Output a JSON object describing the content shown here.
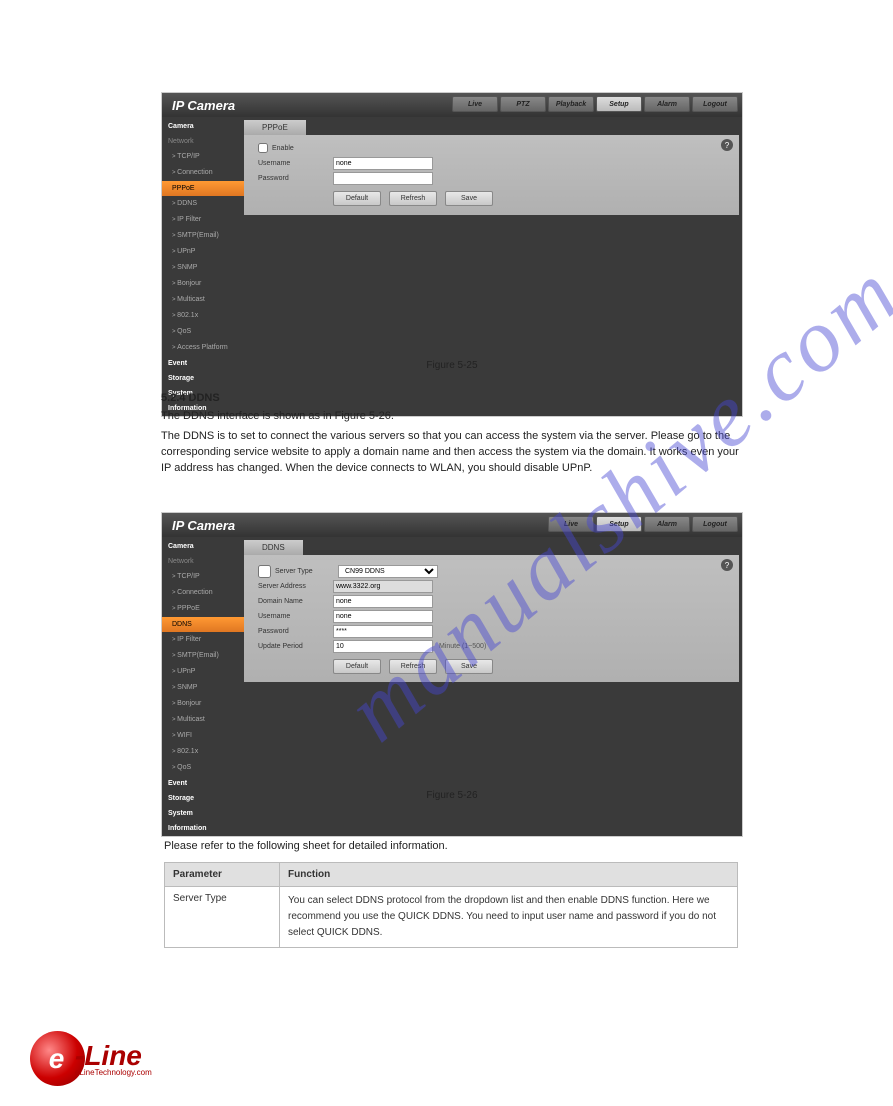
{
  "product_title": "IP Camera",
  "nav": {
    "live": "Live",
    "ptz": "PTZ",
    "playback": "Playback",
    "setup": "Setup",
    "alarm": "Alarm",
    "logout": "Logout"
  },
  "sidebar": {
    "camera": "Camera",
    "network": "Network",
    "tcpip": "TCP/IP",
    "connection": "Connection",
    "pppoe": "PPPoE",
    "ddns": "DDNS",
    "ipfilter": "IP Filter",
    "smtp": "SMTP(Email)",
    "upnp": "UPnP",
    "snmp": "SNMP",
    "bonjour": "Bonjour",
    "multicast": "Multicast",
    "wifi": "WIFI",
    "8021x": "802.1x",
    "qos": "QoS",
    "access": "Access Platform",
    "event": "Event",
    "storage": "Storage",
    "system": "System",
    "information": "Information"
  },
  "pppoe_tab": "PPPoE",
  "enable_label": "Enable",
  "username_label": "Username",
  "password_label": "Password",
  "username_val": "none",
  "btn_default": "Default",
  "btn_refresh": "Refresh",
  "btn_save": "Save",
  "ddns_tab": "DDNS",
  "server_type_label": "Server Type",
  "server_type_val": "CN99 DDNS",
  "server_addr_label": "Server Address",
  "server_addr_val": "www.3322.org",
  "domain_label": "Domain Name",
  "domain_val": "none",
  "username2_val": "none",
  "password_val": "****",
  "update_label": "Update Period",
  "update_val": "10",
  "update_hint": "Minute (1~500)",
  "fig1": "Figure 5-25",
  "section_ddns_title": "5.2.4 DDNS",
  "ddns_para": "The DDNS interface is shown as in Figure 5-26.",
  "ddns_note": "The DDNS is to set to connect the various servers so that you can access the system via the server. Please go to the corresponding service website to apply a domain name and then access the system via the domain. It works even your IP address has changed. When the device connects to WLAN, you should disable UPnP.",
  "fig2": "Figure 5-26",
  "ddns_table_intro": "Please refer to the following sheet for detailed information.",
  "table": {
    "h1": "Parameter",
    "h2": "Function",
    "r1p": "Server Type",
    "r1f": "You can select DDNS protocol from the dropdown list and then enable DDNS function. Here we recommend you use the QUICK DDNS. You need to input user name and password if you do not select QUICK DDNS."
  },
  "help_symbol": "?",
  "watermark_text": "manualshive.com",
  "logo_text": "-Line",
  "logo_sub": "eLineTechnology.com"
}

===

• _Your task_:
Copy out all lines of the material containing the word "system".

• _Your response_:
    "system": "System",
  "ddns_note": "The DDNS is to set to connect the various servers so that you can access the system via the server. Please go to the corresponding service website to apply a domain name and then access the system via the domain. It works even your IP address has changed. When the device connects to WLAN, you should disable UPnP.",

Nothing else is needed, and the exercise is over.